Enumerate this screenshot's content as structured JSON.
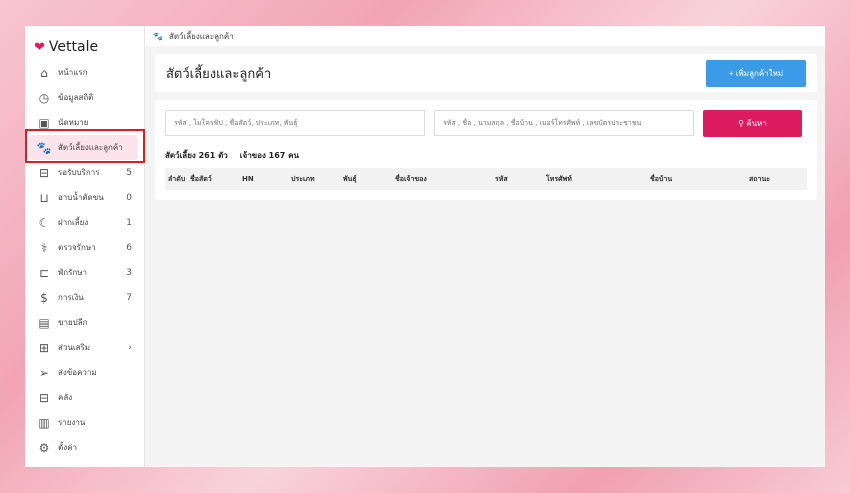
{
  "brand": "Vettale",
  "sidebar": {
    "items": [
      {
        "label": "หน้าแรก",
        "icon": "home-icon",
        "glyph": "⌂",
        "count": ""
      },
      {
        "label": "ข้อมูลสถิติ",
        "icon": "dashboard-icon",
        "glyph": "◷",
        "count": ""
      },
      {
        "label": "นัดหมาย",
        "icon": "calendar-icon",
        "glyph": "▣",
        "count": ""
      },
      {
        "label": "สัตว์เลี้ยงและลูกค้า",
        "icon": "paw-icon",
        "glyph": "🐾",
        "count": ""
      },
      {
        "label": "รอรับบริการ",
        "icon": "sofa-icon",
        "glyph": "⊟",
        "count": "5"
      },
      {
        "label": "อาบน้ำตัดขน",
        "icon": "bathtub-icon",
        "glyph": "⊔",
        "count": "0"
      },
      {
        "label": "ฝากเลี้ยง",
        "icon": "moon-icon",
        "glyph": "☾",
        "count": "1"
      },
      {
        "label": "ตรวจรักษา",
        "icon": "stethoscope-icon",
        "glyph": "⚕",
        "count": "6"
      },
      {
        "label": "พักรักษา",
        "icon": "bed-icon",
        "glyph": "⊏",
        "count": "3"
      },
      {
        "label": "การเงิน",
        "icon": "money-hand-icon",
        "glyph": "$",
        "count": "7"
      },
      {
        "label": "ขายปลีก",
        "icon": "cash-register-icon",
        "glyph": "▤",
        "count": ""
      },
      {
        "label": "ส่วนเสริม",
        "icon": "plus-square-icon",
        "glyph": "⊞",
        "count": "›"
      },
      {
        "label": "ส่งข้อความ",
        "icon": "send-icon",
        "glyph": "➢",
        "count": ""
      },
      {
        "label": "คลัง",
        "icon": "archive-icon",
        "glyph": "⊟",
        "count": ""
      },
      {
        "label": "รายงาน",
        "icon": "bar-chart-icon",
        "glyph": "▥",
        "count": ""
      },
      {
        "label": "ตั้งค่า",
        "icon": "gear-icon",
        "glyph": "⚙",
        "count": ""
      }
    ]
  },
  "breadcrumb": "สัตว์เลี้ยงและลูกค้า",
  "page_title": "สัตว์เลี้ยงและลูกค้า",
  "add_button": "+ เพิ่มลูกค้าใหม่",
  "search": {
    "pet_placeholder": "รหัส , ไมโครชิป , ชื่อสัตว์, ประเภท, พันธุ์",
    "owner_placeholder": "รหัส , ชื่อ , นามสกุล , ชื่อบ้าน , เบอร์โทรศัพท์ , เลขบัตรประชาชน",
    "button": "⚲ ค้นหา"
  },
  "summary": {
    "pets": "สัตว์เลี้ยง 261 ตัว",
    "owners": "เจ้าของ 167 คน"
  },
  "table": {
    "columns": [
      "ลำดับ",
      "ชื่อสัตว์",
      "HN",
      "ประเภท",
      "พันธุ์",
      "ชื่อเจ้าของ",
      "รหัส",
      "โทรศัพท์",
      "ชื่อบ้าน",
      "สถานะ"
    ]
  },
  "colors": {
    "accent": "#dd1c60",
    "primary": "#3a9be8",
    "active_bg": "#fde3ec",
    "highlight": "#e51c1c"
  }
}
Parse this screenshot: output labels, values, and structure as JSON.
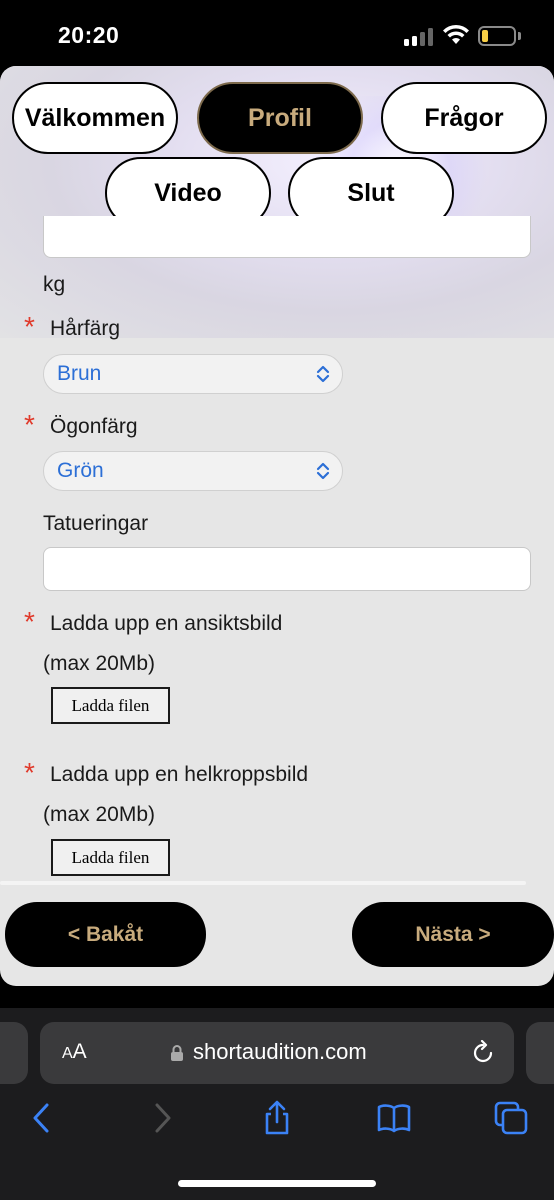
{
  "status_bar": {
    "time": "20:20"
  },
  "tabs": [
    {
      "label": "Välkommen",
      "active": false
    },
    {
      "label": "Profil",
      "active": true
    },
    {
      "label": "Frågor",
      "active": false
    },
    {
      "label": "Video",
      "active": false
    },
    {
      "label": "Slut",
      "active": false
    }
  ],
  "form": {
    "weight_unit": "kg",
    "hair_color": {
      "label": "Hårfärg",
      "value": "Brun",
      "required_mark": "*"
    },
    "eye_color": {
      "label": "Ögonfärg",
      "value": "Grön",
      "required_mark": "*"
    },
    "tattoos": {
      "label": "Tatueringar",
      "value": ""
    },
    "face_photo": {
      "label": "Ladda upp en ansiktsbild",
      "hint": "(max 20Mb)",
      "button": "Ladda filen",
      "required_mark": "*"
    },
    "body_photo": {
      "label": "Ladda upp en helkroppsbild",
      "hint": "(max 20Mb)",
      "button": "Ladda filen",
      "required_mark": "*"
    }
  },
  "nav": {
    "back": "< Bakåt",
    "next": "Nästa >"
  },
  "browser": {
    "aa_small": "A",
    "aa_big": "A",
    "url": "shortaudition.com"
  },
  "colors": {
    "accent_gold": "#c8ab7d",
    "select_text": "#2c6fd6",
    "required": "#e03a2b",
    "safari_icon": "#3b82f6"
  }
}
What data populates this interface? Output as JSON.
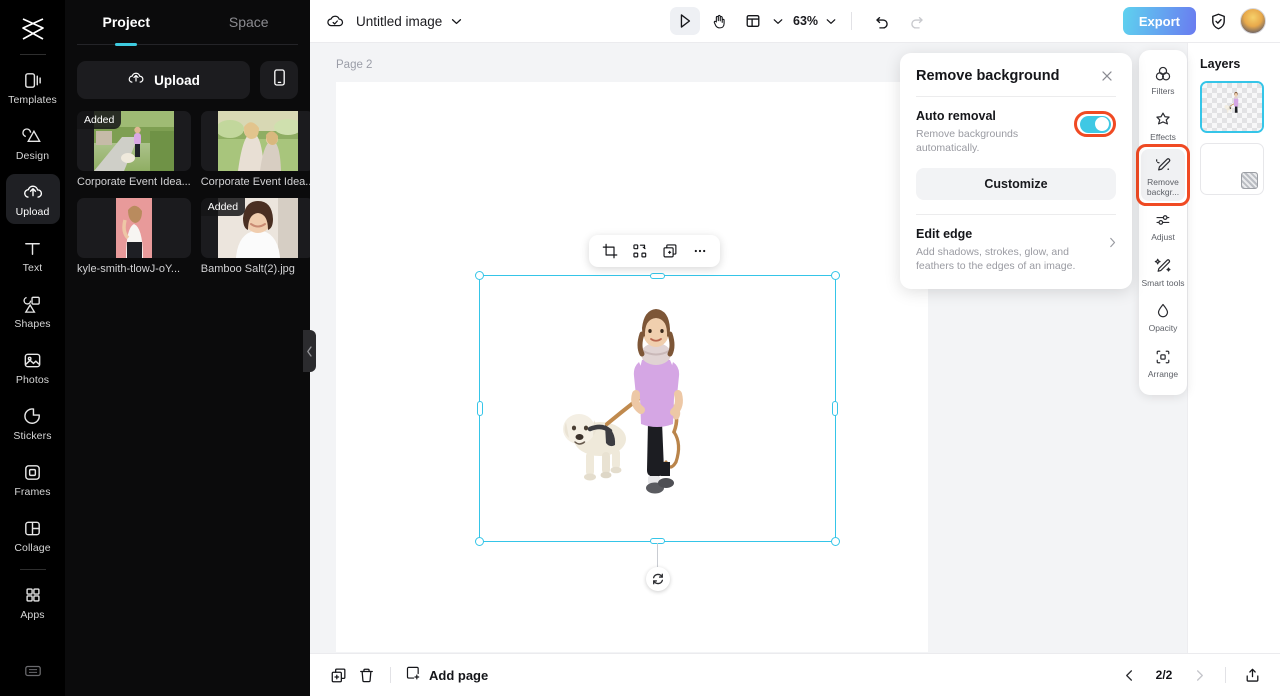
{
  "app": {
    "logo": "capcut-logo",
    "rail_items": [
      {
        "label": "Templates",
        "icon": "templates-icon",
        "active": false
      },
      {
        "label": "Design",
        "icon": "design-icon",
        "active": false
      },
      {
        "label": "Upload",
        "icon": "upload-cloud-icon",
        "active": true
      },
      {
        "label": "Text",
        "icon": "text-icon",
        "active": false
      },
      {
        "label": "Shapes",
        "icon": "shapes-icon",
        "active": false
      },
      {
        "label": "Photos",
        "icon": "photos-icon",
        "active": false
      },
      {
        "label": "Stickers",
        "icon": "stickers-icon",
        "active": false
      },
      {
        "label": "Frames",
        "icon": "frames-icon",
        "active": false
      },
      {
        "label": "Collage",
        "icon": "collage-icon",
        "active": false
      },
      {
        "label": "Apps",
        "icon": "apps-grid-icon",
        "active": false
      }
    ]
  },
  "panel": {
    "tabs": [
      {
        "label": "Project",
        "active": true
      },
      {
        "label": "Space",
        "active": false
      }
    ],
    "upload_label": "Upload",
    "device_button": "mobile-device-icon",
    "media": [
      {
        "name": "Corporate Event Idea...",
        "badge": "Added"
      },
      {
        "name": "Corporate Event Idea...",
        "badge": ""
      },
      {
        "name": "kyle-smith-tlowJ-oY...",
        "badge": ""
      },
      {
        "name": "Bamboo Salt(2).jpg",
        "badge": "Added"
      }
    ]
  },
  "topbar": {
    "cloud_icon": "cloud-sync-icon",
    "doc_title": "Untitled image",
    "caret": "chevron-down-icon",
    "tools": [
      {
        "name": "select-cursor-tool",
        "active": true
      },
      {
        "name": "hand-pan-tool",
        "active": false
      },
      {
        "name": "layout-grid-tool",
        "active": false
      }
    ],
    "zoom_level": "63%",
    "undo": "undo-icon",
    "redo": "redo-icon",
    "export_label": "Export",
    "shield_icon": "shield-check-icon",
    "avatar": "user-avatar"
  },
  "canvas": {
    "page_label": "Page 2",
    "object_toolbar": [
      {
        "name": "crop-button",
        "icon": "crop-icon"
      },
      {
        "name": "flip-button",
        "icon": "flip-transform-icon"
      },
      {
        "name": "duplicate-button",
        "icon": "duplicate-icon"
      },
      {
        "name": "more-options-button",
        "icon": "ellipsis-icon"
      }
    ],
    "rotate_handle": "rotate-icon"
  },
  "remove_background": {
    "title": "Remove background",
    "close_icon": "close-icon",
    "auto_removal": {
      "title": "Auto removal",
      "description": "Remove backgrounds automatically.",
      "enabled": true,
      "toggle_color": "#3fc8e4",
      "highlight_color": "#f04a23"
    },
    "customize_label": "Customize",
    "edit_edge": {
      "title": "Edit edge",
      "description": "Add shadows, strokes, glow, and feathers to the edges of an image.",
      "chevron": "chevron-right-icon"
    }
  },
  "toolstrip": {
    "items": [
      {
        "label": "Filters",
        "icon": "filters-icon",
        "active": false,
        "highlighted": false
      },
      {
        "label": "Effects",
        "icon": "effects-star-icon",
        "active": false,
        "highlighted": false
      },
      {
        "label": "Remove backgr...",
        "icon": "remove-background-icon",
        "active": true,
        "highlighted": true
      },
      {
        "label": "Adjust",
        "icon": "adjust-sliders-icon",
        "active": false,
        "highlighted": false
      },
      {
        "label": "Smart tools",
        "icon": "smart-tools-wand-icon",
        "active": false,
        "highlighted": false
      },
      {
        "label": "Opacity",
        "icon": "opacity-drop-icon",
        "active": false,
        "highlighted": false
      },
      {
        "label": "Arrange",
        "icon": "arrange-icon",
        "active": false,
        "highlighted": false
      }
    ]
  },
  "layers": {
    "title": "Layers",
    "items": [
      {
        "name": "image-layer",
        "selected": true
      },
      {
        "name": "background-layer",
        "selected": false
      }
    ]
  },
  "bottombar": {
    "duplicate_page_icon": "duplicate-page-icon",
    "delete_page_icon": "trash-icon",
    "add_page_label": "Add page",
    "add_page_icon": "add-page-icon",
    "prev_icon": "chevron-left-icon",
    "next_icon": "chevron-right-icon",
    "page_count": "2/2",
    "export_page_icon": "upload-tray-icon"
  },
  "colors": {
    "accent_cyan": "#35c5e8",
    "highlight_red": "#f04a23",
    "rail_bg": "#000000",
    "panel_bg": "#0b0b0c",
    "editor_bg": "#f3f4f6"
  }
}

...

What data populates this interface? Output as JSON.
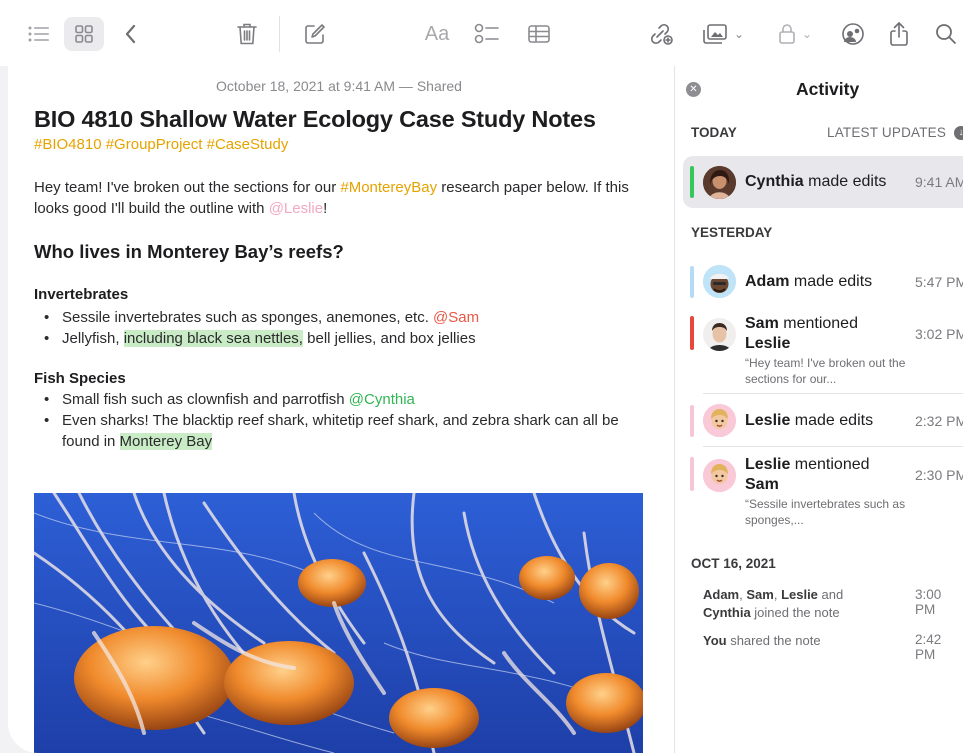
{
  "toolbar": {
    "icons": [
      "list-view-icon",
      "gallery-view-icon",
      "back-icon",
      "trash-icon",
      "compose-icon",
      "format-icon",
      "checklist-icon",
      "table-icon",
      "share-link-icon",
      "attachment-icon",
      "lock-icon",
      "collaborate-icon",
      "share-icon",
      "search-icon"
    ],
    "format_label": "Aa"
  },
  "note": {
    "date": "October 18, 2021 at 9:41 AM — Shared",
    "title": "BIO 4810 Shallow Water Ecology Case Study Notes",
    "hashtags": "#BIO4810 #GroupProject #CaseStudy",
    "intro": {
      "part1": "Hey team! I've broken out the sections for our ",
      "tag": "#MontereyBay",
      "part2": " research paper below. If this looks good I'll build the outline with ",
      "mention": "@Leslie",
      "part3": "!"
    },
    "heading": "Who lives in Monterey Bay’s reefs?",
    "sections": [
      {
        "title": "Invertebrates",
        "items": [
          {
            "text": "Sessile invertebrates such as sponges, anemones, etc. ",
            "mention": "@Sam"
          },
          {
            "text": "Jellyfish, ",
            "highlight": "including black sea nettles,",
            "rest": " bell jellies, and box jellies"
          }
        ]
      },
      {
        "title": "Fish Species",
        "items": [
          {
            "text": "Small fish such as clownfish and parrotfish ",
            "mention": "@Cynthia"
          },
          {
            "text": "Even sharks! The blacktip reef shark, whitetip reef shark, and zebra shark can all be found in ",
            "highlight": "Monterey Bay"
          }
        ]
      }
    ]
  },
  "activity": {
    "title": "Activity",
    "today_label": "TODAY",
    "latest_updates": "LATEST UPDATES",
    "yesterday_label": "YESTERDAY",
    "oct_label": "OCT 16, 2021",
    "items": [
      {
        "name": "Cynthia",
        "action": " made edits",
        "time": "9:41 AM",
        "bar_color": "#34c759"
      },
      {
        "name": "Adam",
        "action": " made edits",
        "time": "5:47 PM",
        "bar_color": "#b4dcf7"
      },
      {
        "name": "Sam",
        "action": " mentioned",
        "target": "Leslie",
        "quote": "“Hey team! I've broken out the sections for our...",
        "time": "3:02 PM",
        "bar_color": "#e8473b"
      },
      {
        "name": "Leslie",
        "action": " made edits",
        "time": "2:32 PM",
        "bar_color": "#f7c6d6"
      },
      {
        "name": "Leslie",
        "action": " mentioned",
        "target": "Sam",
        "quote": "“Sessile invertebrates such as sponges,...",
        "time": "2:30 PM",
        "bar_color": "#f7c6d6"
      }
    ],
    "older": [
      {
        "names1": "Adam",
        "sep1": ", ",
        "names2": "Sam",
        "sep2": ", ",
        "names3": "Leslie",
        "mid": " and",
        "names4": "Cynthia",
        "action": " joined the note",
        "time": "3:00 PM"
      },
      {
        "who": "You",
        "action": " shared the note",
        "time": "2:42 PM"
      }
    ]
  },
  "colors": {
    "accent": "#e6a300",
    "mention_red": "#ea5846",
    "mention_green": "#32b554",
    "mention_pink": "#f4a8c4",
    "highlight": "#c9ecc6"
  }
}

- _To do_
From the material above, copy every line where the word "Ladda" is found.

- _Task result_
      "label": "Ladda upp en ansiktsbild",
      "button": "Ladda filen",
      "label": "Ladda upp en helkroppsbild",
      "button": "Ladda filen",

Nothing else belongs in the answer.